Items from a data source
- - - -

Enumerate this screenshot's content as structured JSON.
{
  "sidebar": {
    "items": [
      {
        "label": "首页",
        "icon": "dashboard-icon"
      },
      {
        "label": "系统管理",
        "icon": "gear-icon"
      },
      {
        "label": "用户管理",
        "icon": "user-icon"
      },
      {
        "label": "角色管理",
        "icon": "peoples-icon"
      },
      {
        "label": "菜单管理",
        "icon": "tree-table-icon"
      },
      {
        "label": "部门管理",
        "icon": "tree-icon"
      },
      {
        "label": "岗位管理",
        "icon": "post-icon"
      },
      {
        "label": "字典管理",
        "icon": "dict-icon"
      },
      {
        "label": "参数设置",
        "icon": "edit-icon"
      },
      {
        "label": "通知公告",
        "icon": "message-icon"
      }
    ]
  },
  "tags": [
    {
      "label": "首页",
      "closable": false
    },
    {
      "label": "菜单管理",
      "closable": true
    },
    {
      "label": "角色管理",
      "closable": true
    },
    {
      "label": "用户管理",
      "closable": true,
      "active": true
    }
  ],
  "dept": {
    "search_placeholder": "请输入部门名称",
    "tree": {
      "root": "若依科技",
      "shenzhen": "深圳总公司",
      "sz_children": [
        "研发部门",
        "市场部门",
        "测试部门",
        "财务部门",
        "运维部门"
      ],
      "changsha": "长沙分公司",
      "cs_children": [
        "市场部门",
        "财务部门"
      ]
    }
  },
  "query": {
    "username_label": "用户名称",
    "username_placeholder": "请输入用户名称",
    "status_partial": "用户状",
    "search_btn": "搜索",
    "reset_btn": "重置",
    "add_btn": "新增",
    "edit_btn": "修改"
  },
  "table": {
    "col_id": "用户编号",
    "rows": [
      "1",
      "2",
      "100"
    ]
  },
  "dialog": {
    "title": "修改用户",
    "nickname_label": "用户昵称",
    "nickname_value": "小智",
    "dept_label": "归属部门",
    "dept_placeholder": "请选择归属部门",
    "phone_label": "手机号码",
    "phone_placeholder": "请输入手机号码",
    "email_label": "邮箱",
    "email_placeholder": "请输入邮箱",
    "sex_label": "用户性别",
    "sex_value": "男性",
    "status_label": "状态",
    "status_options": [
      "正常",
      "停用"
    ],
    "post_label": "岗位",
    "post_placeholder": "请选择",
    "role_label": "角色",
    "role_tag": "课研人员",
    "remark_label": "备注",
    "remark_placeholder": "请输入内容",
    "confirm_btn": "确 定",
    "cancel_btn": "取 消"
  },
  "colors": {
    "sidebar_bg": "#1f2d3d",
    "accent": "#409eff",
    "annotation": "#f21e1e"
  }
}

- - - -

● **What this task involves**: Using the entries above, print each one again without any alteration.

● **Solution for this task**:
Enumerate this screenshot's content as structured JSON.
{
  "sidebar": {
    "items": [
      {
        "label": "首页",
        "icon": "dashboard-icon"
      },
      {
        "label": "系统管理",
        "icon": "gear-icon"
      },
      {
        "label": "用户管理",
        "icon": "user-icon"
      },
      {
        "label": "角色管理",
        "icon": "peoples-icon"
      },
      {
        "label": "菜单管理",
        "icon": "tree-table-icon"
      },
      {
        "label": "部门管理",
        "icon": "tree-icon"
      },
      {
        "label": "岗位管理",
        "icon": "post-icon"
      },
      {
        "label": "字典管理",
        "icon": "dict-icon"
      },
      {
        "label": "参数设置",
        "icon": "edit-icon"
      },
      {
        "label": "通知公告",
        "icon": "message-icon"
      }
    ]
  },
  "tags": [
    {
      "label": "首页",
      "closable": false
    },
    {
      "label": "菜单管理",
      "closable": true
    },
    {
      "label": "角色管理",
      "closable": true
    },
    {
      "label": "用户管理",
      "closable": true,
      "active": true
    }
  ],
  "dept": {
    "search_placeholder": "请输入部门名称",
    "tree": {
      "root": "若依科技",
      "shenzhen": "深圳总公司",
      "sz_children": [
        "研发部门",
        "市场部门",
        "测试部门",
        "财务部门",
        "运维部门"
      ],
      "changsha": "长沙分公司",
      "cs_children": [
        "市场部门",
        "财务部门"
      ]
    }
  },
  "query": {
    "username_label": "用户名称",
    "username_placeholder": "请输入用户名称",
    "status_partial": "用户状",
    "search_btn": "搜索",
    "reset_btn": "重置",
    "add_btn": "新增",
    "edit_btn": "修改"
  },
  "table": {
    "col_id": "用户编号",
    "rows": [
      "1",
      "2",
      "100"
    ]
  },
  "dialog": {
    "title": "修改用户",
    "nickname_label": "用户昵称",
    "nickname_value": "小智",
    "dept_label": "归属部门",
    "dept_placeholder": "请选择归属部门",
    "phone_label": "手机号码",
    "phone_placeholder": "请输入手机号码",
    "email_label": "邮箱",
    "email_placeholder": "请输入邮箱",
    "sex_label": "用户性别",
    "sex_value": "男性",
    "status_label": "状态",
    "status_options": [
      "正常",
      "停用"
    ],
    "post_label": "岗位",
    "post_placeholder": "请选择",
    "role_label": "角色",
    "role_tag": "课研人员",
    "remark_label": "备注",
    "remark_placeholder": "请输入内容",
    "confirm_btn": "确 定",
    "cancel_btn": "取 消"
  },
  "colors": {
    "sidebar_bg": "#1f2d3d",
    "accent": "#409eff",
    "annotation": "#f21e1e"
  }
}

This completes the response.